Page and application data records
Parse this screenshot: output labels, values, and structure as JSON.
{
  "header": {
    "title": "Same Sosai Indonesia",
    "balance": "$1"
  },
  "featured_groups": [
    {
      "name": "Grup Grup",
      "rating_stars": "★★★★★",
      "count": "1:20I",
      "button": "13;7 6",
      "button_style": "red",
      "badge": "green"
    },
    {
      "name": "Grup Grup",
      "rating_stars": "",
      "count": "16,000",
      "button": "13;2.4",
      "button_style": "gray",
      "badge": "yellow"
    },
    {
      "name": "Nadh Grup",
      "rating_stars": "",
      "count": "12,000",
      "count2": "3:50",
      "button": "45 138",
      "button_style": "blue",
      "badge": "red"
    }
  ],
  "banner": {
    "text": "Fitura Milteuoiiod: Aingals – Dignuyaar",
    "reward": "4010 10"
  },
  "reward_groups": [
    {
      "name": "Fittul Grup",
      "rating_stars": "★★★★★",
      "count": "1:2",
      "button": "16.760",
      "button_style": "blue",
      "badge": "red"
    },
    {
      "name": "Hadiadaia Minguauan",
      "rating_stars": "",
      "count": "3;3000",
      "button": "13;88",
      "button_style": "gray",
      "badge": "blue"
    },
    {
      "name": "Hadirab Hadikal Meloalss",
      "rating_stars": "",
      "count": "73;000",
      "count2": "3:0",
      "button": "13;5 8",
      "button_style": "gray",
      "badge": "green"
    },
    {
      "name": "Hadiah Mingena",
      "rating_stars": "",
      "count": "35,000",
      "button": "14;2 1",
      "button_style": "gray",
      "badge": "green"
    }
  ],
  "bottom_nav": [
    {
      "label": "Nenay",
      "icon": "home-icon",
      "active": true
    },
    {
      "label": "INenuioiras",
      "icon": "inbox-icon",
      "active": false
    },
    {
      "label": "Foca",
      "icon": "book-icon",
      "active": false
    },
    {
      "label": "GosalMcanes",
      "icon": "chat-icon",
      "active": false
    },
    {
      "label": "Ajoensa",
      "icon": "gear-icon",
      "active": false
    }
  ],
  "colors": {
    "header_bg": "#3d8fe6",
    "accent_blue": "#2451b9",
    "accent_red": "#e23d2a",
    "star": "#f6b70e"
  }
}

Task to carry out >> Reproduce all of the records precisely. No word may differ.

Task output >>
Parse this screenshot: output labels, values, and structure as JSON.
{
  "header": {
    "title": "Same Sosai Indonesia",
    "balance": "$1"
  },
  "featured_groups": [
    {
      "name": "Grup Grup",
      "rating_stars": "★★★★★",
      "count": "1:20I",
      "button": "13;7 6",
      "button_style": "red",
      "badge": "green"
    },
    {
      "name": "Grup Grup",
      "rating_stars": "",
      "count": "16,000",
      "button": "13;2.4",
      "button_style": "gray",
      "badge": "yellow"
    },
    {
      "name": "Nadh Grup",
      "rating_stars": "",
      "count": "12,000",
      "count2": "3:50",
      "button": "45 138",
      "button_style": "blue",
      "badge": "red"
    }
  ],
  "banner": {
    "text": "Fitura Milteuoiiod: Aingals – Dignuyaar",
    "reward": "4010 10"
  },
  "reward_groups": [
    {
      "name": "Fittul Grup",
      "rating_stars": "★★★★★",
      "count": "1:2",
      "button": "16.760",
      "button_style": "blue",
      "badge": "red"
    },
    {
      "name": "Hadiadaia Minguauan",
      "rating_stars": "",
      "count": "3;3000",
      "button": "13;88",
      "button_style": "gray",
      "badge": "blue"
    },
    {
      "name": "Hadirab Hadikal Meloalss",
      "rating_stars": "",
      "count": "73;000",
      "count2": "3:0",
      "button": "13;5 8",
      "button_style": "gray",
      "badge": "green"
    },
    {
      "name": "Hadiah Mingena",
      "rating_stars": "",
      "count": "35,000",
      "button": "14;2 1",
      "button_style": "gray",
      "badge": "green"
    }
  ],
  "bottom_nav": [
    {
      "label": "Nenay",
      "icon": "home-icon",
      "active": true
    },
    {
      "label": "INenuioiras",
      "icon": "inbox-icon",
      "active": false
    },
    {
      "label": "Foca",
      "icon": "book-icon",
      "active": false
    },
    {
      "label": "GosalMcanes",
      "icon": "chat-icon",
      "active": false
    },
    {
      "label": "Ajoensa",
      "icon": "gear-icon",
      "active": false
    }
  ],
  "colors": {
    "header_bg": "#3d8fe6",
    "accent_blue": "#2451b9",
    "accent_red": "#e23d2a",
    "star": "#f6b70e"
  }
}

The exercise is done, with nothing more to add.